CHAPEL HILL, N.C. -- North Carolina celebrated two of its national championship teams on Saturday. Then the current Tar Heels showed they might be capable of winning a title of their own.
Reyshawn Terry scored 23 points in his final game against his hometown team, Tyler Hansbrough added 16 and No. 5 North Carolina routed Wake Forest 104-67 on a day when the Tar Heels honored their championship teams from 1957 and 1982.
"That gives us thrills, chills, what have you, just to see those guys come back and to see how much they've achieved and accomplished," Terry said. "It makes us want to press on, play hard and live up to our goals that we have in front of us."
Brandan Wright had 15 points and fellow freshman Wayne Ellington added 11 for the Tar Heels (22-3, 8-2 Atlantic Coast Conference), who cracked the 100-point mark with more than 3 minutes remaining, reached triple figures for the seventh time and fell one point shy of the season-high 105 they scored Dec. 19 against Florida Atlantic.

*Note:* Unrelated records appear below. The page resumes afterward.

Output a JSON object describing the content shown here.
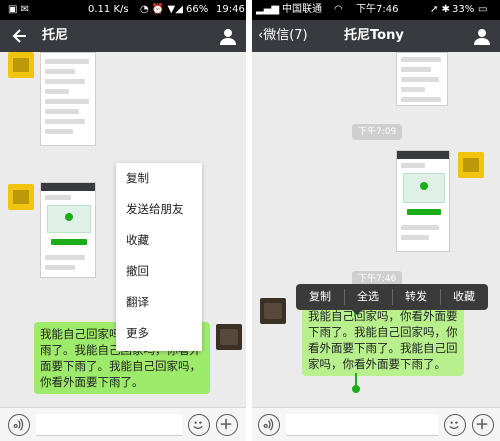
{
  "left": {
    "status": {
      "carrier_icons": "▣ ✉",
      "speed": "0.11 K/s",
      "battery": "66%",
      "time": "19:46"
    },
    "header": {
      "title": "托尼"
    },
    "menu": [
      "复制",
      "发送给朋友",
      "收藏",
      "撤回",
      "翻译",
      "更多"
    ],
    "message": "我能自己回家吗，你看外面要下雨了。我能自己回家吗，你看外面要下雨了。我能自己回家吗，你看外面要下雨了。"
  },
  "right": {
    "status": {
      "carrier": "中国联通",
      "time": "下午7:46",
      "battery": "33%"
    },
    "header": {
      "back_label": "微信(7)",
      "title": "托尼Tony"
    },
    "timestamps": [
      "下午7:09",
      "下午7:46"
    ],
    "context_menu": [
      "复制",
      "全选",
      "转发",
      "收藏"
    ],
    "message": "我能自己回家吗，你看外面要下雨了。我能自己回家吗，你看外面要下雨了。我能自己回家吗，你看外面要下雨了。"
  },
  "colors": {
    "titlebar": "#393a3f",
    "bubble": "#9eea6a",
    "accent": "#1aad19"
  }
}
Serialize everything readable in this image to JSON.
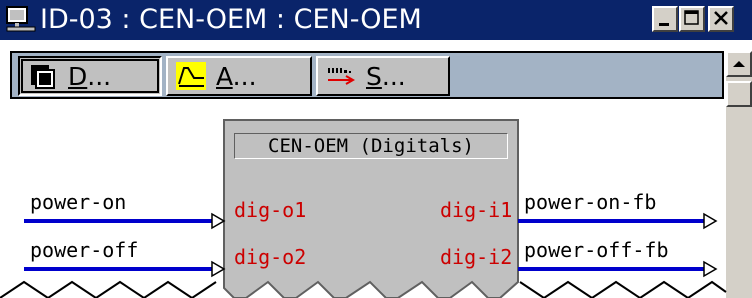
{
  "window": {
    "title": "ID-03 : CEN-OEM : CEN-OEM",
    "controls": {
      "minimize": "minimize",
      "maximize": "maximize",
      "close": "close"
    }
  },
  "toolbar": {
    "buttons": [
      {
        "underline": "D",
        "rest": "...",
        "icon": "digitals-icon",
        "pressed": true
      },
      {
        "underline": "A",
        "rest": "...",
        "icon": "analogs-icon",
        "pressed": false
      },
      {
        "underline": "S",
        "rest": "...",
        "icon": "serials-icon",
        "pressed": false
      }
    ]
  },
  "block": {
    "title": "CEN-OEM (Digitals)",
    "outputs": [
      "dig-o1",
      "dig-o2"
    ],
    "inputs": [
      "dig-i1",
      "dig-i2"
    ]
  },
  "signals": {
    "left": [
      "power-on",
      "power-off"
    ],
    "right": [
      "power-on-fb",
      "power-off-fb"
    ]
  },
  "colors": {
    "titlebar": "#0a246a",
    "toolbar": "#a3b3c5",
    "wire": "#0000cc",
    "pin_text": "#cc0000",
    "block_fill": "#c0c0c0",
    "analog_highlight": "#ffff00"
  }
}
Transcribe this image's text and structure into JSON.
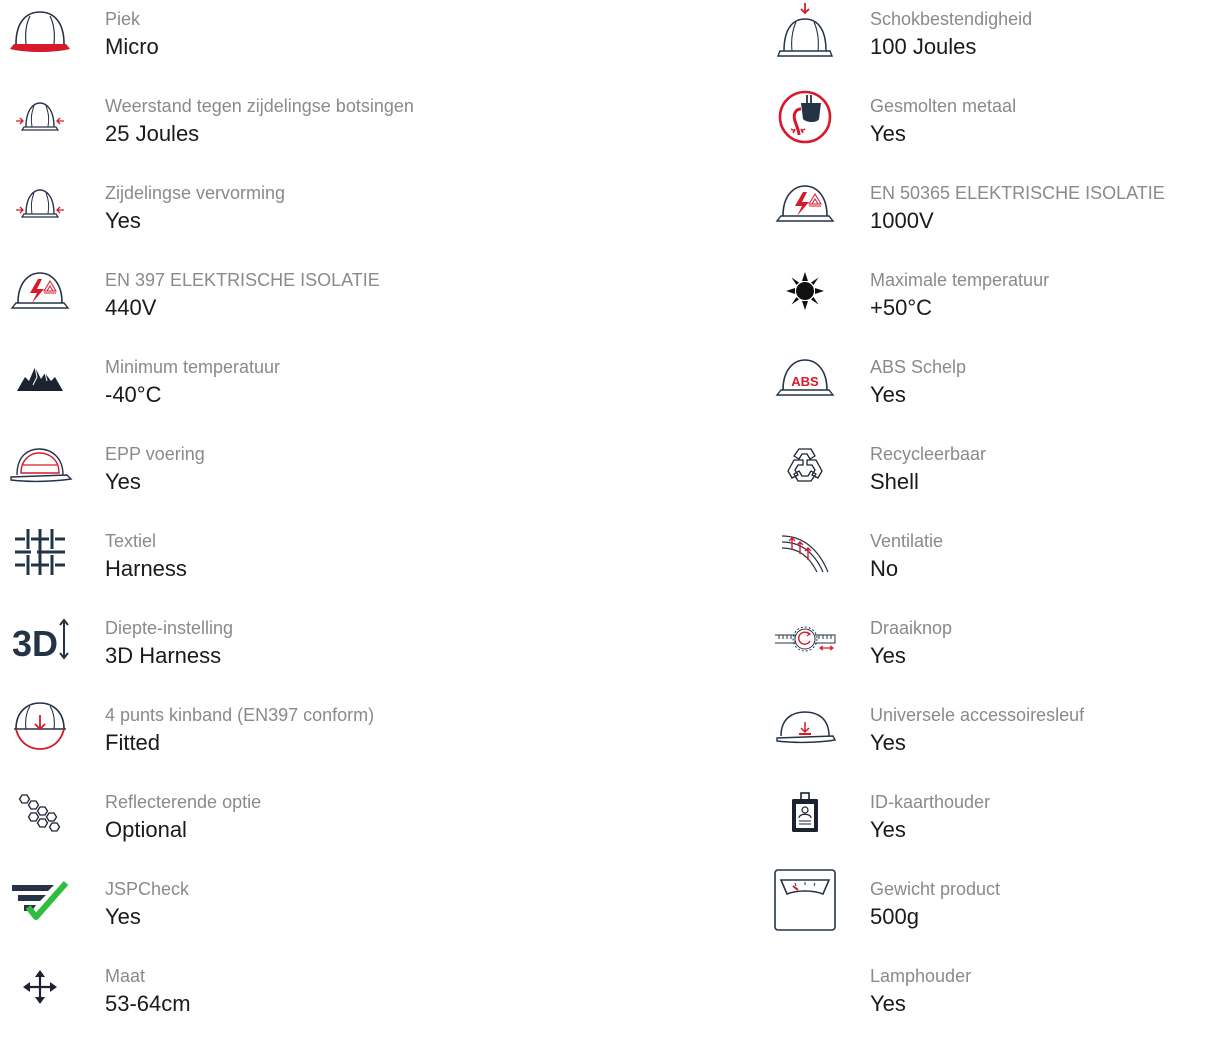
{
  "colors": {
    "red": "#d7192b",
    "navy": "#253346",
    "green": "#2ebd3e",
    "label_gray": "#8a8a8a",
    "value_dark": "#1a1a1a"
  },
  "left": [
    {
      "icon": "helmet-peak-icon",
      "label": "Piek",
      "value": "Micro"
    },
    {
      "icon": "side-impact-icon",
      "label": "Weerstand tegen zijdelingse botsingen",
      "value": "25 Joules"
    },
    {
      "icon": "lateral-deformation-icon",
      "label": "Zijdelingse vervorming",
      "value": "Yes"
    },
    {
      "icon": "electrical-insulation-icon",
      "label": "EN 397 ELEKTRISCHE ISOLATIE",
      "value": "440V"
    },
    {
      "icon": "mountains-icon",
      "label": "Minimum temperatuur",
      "value": "-40°C"
    },
    {
      "icon": "epp-liner-icon",
      "label": "EPP voering",
      "value": "Yes"
    },
    {
      "icon": "textile-grid-icon",
      "label": "Textiel",
      "value": "Harness"
    },
    {
      "icon": "3d-depth-icon",
      "label": "Diepte-instelling",
      "value": "3D Harness"
    },
    {
      "icon": "chinstrap-icon",
      "label": "4 punts kinband (EN397 conform)",
      "value": "Fitted"
    },
    {
      "icon": "reflective-hexagons-icon",
      "label": "Reflecterende optie",
      "value": "Optional"
    },
    {
      "icon": "jspcheck-icon",
      "label": "JSPCheck",
      "value": "Yes"
    },
    {
      "icon": "move-arrows-icon",
      "label": "Maat",
      "value": "53-64cm"
    }
  ],
  "right": [
    {
      "icon": "shock-absorption-icon",
      "label": "Schokbestendigheid",
      "value": "100 Joules"
    },
    {
      "icon": "molten-metal-icon",
      "label": "Gesmolten metaal",
      "value": "Yes"
    },
    {
      "icon": "electrical-insulation-icon",
      "label": "EN 50365 ELEKTRISCHE ISOLATIE",
      "value": "1000V"
    },
    {
      "icon": "sun-icon",
      "label": "Maximale temperatuur",
      "value": "+50°C"
    },
    {
      "icon": "abs-shell-icon",
      "label": "ABS Schelp",
      "value": "Yes",
      "icon_text": "ABS"
    },
    {
      "icon": "recycle-icon",
      "label": "Recycleerbaar",
      "value": "Shell"
    },
    {
      "icon": "ventilation-icon",
      "label": "Ventilatie",
      "value": "No"
    },
    {
      "icon": "ratchet-knob-icon",
      "label": "Draaiknop",
      "value": "Yes"
    },
    {
      "icon": "accessory-slot-icon",
      "label": "Universele accessoiresleuf",
      "value": "Yes"
    },
    {
      "icon": "id-card-holder-icon",
      "label": "ID-kaarthouder",
      "value": "Yes"
    },
    {
      "icon": "weighing-scale-icon",
      "label": "Gewicht product",
      "value": "500g"
    },
    {
      "icon": "lamp-holder-icon",
      "label": "Lamphouder",
      "value": "Yes"
    }
  ]
}
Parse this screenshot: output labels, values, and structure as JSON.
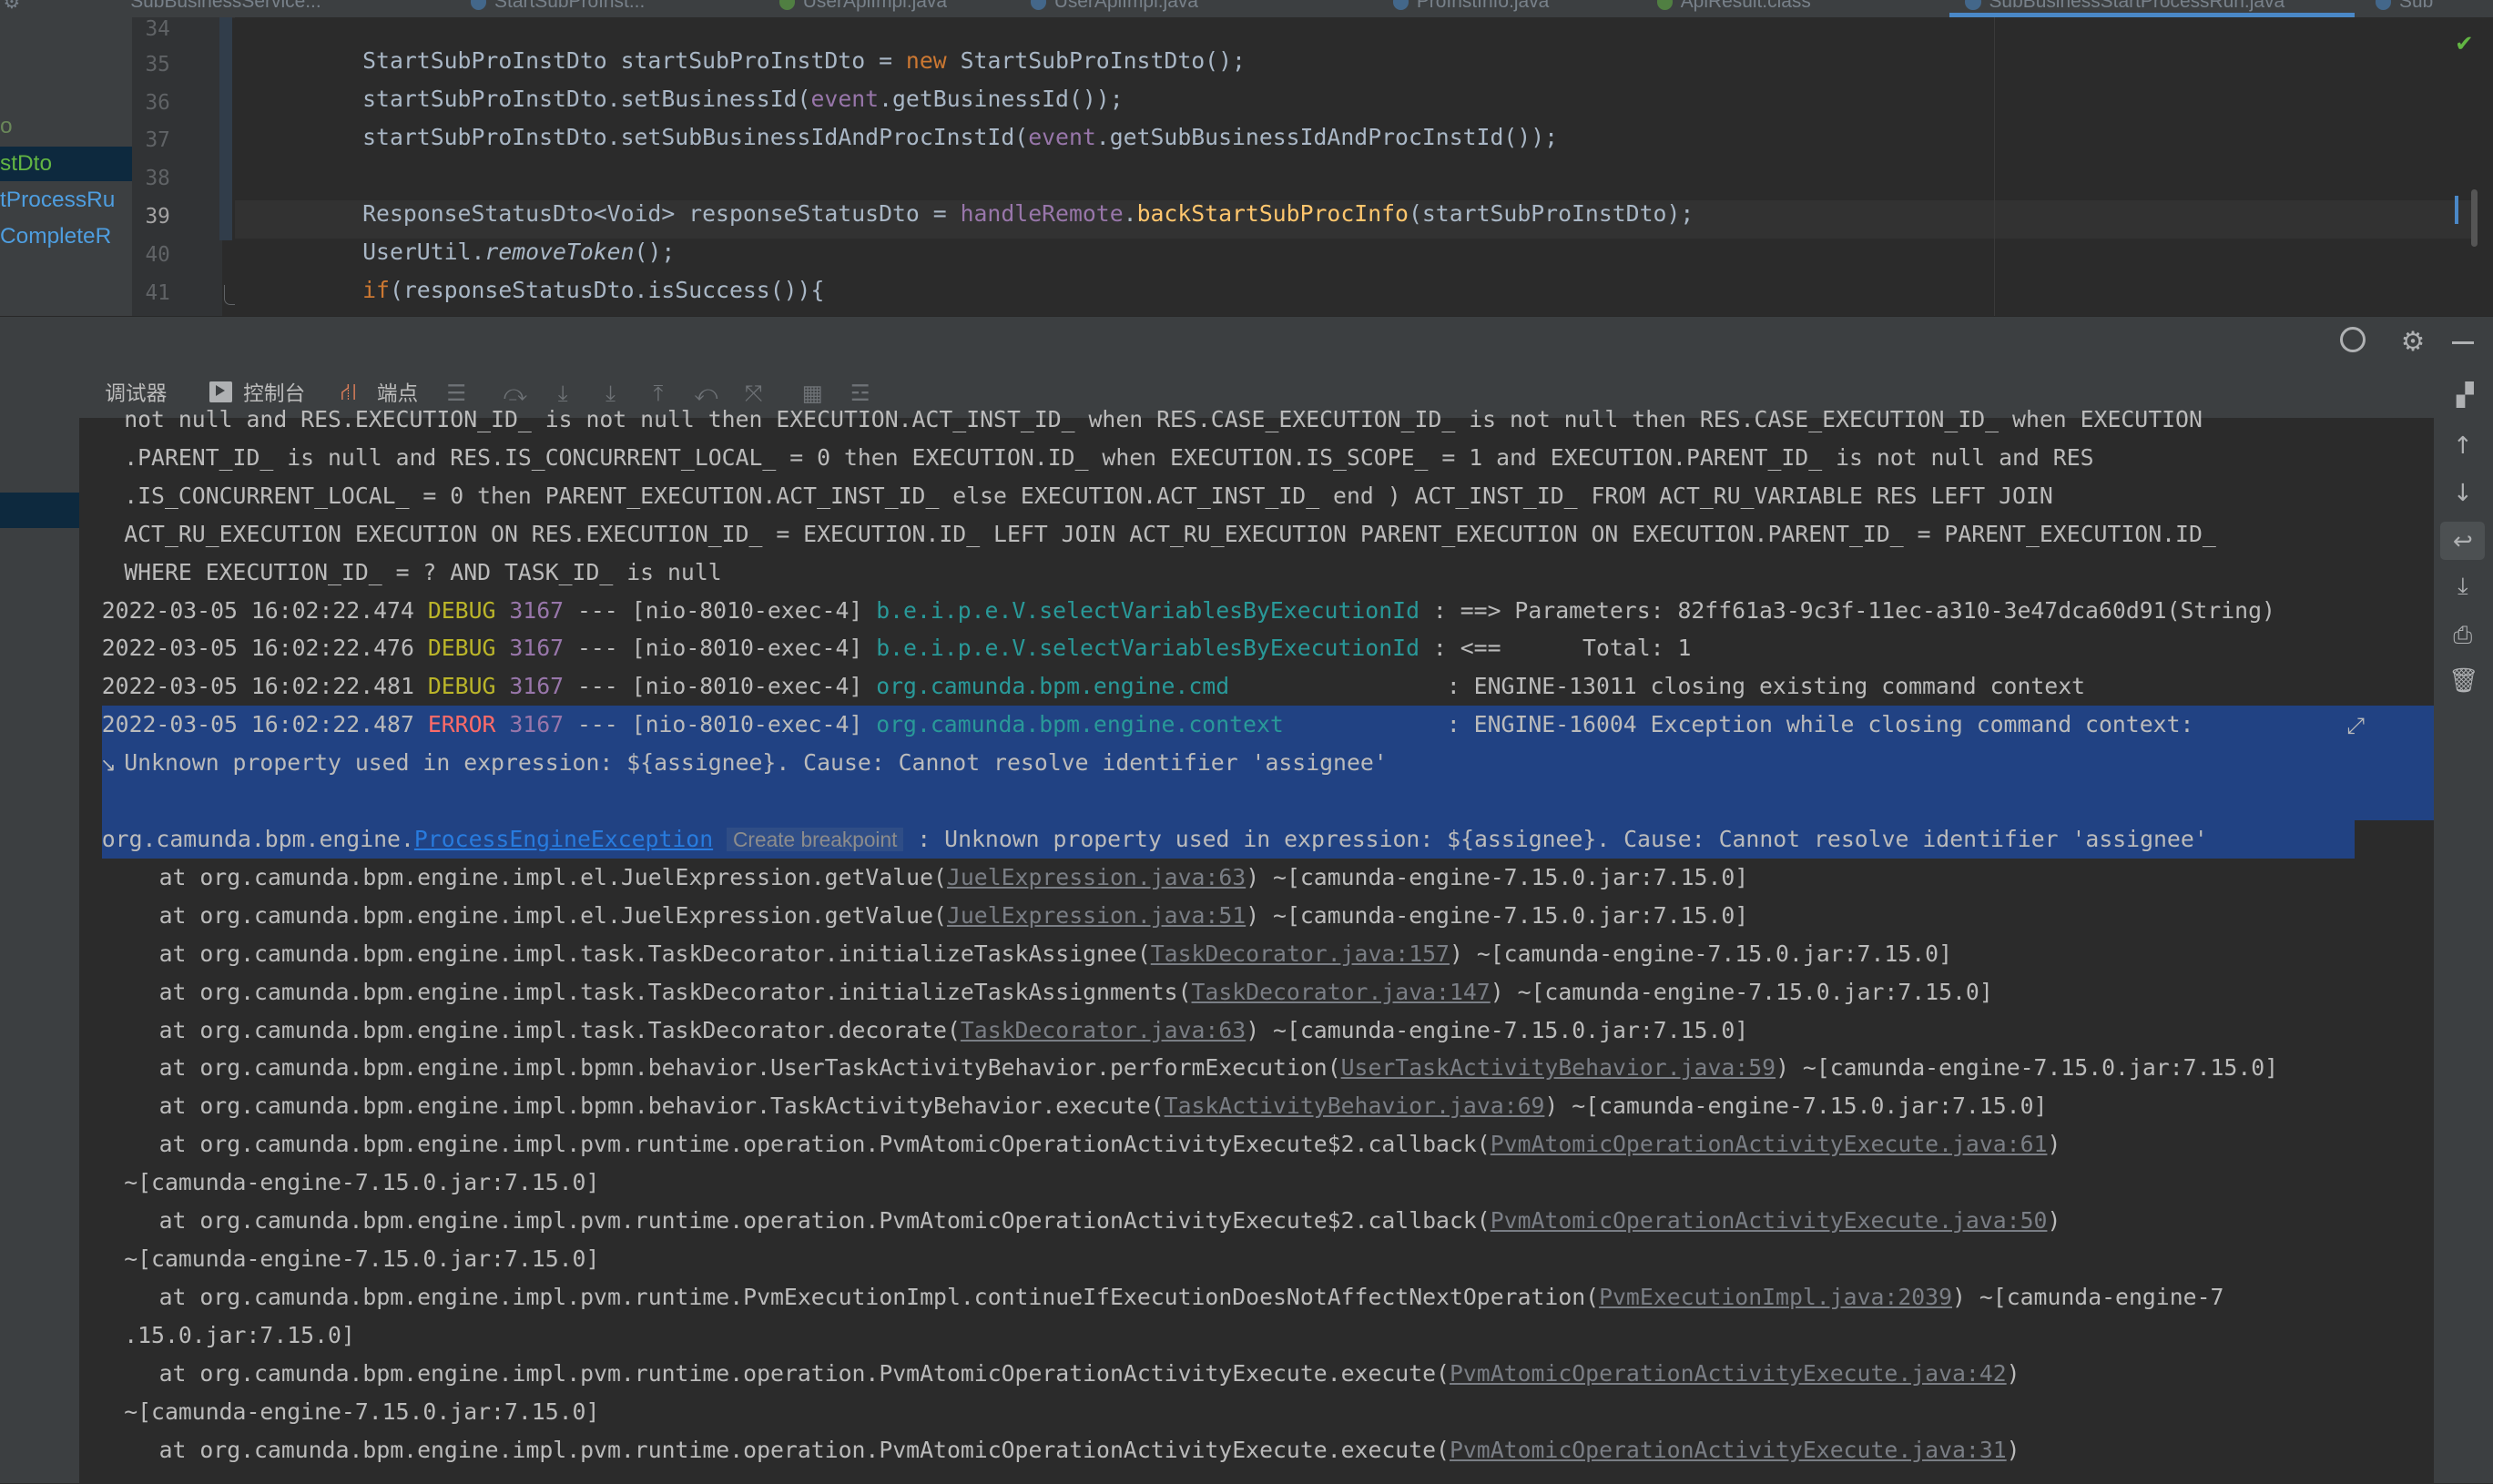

North Carolina avoided a host of distractions -- which included the imposing presence of Michael Jordan sitting behind a basket -- by shooting nearly 61 percent in the first half. The Tar Heels built a huge halftime lead and routed the Demon Deacons for the second time this season.
"Brandan, Tyler, Reyshawn inside, we talked about how (in) the Duke game, we settled for the outside shot too quickly, and we did not want to do that" against Wake Forest, coach Roy Williams said. "That's how you shoot 61 percent."
The 37-point margin equaled North Carolina's most lopsided victory of the series, matching the Tar Heels' 100-63 romp on Jan. 25, 1984.
The Demon Deacons didn't get closer than 19 points in the second half of their first visit to the Dean Smith Center since 2003, and their three-game winning streak on North Carolina's home floor ended.
"It's disconcerting. We've had good success against Carolina in the past. Certainly not this year," Wake Forest coach Skip Prosser said.
The Tar Heels had plenty of chances to lose their focus after an emotional, 79-73 victory at rival Duke.
"Our energy, we have to have it for every game in the ACC, or you're going to take a loss," Hansbrough said.
Plus, North Carolina was honoring the 50th and 25th anniversaries of two of its five title teams. Stars James Worthy, Sam Perkins and Jordan joined former coach Dean Smith in creating an intimidating scene, watching from behind the basket Wake Forest shot at during the first half.
"We look up to them -- we want to do something like they did," Hansbrough said. "There's a little pressure. Any time you play for North Carolina, you're expected to do good things."
Aside from a brief hiccup midway through the first half, though, North Carolina was in control from start to finish.
Wake Forest momentarily made things interesting, using a 13-2 run to erase a 10-point deficit and taking its first lead when Kevin Swinton's dunk made it 21-20 with just under 9 minutes until halftime.
The teams traded baskets before the Tar Heels closed the first half with a 29-9 burst keyed by Ellington and Hansbrough. Ellington started the decisive run when his 3-pointer from the right corner put North Carolina ahead to stay and had eight points during the burst. Hansbrough had six, and the Tar Heels led 51-32 halftime.
"It was like that snowball effect -- it got rolling and got bigger and bigger for us," Williams said.
It was Wake Forest's first game in Chapel Hill since Dec. 20, 2003, when the Chris Paul-led Demon Deacons beat the Tar Heels 119-114 in a triple-overtime thriller regarded as one of the best games in ACC history. For a while in the second half of this one, North Carolina threatened to match that point total in regulation.
"The second half was like an avalanche," Prosser said.